### Extracted entries

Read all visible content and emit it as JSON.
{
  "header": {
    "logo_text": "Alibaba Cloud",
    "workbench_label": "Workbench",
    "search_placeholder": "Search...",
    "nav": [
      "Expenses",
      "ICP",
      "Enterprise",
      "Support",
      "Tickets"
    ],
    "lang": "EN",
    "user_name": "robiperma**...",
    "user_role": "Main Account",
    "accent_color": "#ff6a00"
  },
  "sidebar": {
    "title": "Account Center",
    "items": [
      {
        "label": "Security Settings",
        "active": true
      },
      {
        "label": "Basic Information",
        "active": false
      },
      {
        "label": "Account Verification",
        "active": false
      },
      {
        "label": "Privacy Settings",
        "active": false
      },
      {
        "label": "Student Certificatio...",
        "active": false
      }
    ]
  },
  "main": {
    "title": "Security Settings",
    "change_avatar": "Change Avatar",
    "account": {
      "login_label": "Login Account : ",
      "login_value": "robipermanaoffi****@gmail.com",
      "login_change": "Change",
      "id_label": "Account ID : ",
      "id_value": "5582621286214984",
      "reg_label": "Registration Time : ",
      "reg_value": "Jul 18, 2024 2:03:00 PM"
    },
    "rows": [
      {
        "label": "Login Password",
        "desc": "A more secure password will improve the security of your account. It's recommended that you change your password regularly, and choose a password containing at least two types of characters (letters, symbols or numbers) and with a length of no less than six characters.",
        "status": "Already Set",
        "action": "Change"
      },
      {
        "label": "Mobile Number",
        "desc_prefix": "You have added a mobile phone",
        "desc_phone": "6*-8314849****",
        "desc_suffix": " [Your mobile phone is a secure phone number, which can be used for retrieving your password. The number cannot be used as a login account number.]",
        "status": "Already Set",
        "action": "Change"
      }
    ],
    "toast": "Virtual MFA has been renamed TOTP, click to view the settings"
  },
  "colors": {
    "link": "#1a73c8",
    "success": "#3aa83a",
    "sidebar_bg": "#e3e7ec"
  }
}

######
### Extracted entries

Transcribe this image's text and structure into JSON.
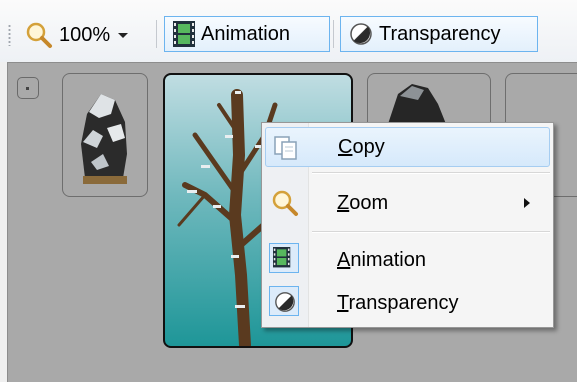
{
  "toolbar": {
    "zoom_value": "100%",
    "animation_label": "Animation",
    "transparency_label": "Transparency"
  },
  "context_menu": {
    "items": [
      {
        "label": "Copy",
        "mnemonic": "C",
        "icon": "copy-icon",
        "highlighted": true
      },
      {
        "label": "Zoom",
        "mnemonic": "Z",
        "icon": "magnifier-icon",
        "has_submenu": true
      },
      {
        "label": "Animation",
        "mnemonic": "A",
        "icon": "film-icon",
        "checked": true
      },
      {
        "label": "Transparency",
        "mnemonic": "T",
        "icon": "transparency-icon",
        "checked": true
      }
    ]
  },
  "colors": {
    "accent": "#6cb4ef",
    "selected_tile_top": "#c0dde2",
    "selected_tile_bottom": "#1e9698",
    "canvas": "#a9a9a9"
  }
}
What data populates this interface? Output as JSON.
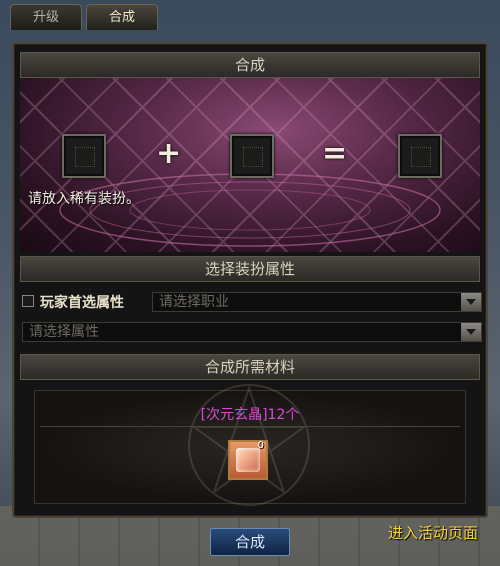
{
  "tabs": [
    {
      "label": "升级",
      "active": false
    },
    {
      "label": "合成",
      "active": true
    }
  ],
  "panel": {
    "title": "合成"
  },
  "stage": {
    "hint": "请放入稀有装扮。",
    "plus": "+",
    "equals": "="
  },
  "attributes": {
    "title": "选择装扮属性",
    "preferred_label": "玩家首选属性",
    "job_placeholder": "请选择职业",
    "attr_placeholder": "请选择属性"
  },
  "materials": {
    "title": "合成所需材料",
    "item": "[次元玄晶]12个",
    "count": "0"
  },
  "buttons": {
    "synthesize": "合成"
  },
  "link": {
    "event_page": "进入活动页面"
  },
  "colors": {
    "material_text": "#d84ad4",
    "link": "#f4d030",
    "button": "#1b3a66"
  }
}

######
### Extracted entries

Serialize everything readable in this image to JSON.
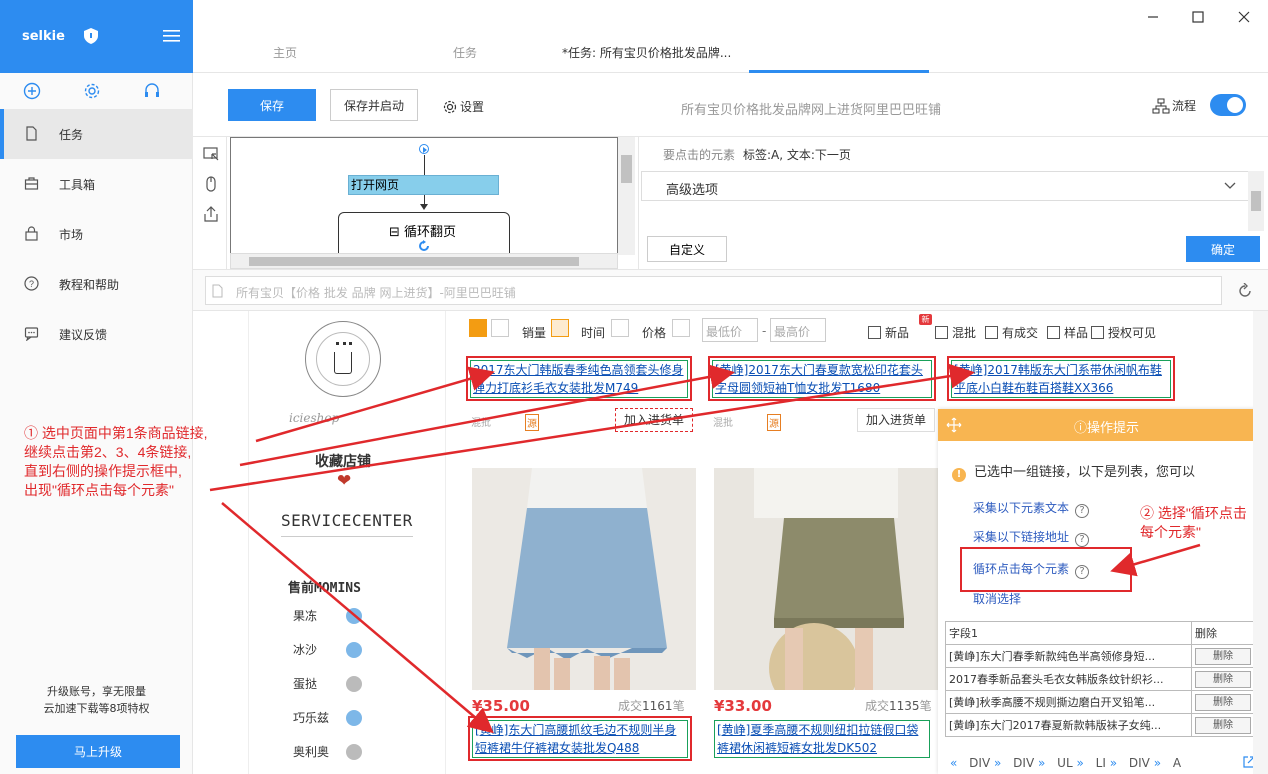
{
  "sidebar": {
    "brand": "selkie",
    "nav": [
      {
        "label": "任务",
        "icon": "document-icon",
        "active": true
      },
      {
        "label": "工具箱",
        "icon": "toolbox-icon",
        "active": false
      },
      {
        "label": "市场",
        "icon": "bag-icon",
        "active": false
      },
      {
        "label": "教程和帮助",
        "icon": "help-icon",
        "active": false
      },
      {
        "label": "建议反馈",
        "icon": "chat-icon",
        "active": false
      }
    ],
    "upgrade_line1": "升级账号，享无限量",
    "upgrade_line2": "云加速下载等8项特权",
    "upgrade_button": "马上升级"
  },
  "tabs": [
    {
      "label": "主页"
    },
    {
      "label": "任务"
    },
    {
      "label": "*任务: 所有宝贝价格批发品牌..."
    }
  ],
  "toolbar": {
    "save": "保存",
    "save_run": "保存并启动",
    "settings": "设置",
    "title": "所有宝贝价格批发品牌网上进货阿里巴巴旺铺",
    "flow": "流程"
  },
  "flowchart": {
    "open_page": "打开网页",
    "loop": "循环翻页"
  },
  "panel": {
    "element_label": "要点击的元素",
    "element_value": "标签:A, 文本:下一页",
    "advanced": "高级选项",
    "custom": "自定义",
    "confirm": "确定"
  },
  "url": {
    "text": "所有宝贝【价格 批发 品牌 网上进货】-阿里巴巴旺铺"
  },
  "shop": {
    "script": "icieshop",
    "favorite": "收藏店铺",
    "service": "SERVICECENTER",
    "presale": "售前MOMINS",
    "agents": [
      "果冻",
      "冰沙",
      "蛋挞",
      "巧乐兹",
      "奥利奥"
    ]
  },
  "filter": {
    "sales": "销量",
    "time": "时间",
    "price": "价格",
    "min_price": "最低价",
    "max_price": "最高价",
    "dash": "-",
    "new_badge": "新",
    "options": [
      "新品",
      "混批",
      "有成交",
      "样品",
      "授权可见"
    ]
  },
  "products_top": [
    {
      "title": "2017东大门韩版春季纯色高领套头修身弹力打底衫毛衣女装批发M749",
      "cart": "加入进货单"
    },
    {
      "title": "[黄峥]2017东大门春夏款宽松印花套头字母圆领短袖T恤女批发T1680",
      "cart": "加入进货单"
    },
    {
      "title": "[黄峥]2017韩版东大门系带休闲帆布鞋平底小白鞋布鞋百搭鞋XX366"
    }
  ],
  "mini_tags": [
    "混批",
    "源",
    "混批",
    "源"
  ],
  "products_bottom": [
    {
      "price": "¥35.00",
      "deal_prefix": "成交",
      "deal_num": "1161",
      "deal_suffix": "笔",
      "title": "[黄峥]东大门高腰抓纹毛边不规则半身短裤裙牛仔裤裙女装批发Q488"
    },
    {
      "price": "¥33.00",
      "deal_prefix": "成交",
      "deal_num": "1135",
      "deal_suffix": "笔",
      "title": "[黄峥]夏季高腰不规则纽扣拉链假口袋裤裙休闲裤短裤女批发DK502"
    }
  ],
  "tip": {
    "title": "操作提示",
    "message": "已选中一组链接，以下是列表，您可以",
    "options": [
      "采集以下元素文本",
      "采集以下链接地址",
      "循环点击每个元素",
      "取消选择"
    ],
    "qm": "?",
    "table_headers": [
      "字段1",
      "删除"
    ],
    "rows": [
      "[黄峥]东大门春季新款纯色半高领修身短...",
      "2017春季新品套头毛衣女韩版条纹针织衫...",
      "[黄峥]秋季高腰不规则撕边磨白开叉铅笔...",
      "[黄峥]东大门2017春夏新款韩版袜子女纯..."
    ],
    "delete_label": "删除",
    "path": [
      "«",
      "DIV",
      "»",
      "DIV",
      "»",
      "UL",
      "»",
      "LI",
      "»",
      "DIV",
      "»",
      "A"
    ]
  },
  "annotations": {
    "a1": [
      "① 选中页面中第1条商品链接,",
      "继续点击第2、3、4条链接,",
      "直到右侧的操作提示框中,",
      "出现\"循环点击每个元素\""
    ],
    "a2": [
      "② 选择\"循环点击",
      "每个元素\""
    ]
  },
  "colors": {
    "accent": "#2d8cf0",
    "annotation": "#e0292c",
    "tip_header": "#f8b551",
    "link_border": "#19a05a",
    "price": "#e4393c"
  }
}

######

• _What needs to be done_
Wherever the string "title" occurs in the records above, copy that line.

• _Solution for this problem_
    "title": "Account Center",
    "title": "Security Settings",
    "title": "合成"
    "title": "选择装扮属性",
    "title": "合成所需材料",
    "title": "所有宝贝价格批发品牌网上进货阿里巴巴旺铺",
      "title": "2017东大门韩版春季纯色高领套头修身弹力打底衫毛衣女装批发M749",
      "title": "[黄峥]2017东大门春夏款宽松印花套头字母圆领短袖T恤女批发T1680",
      "title": "[黄峥]2017韩版东大门系带休闲帆布鞋平底小白鞋布鞋百搭鞋XX366"
      "title": "[黄峥]东大门高腰抓纹毛边不规则半身短裤裙牛仔裤裙女装批发Q488"
      "title": "[黄峥]夏季高腰不规则纽扣拉链假口袋裤裙休闲裤短裤女批发DK502"
    "title": "操作提示",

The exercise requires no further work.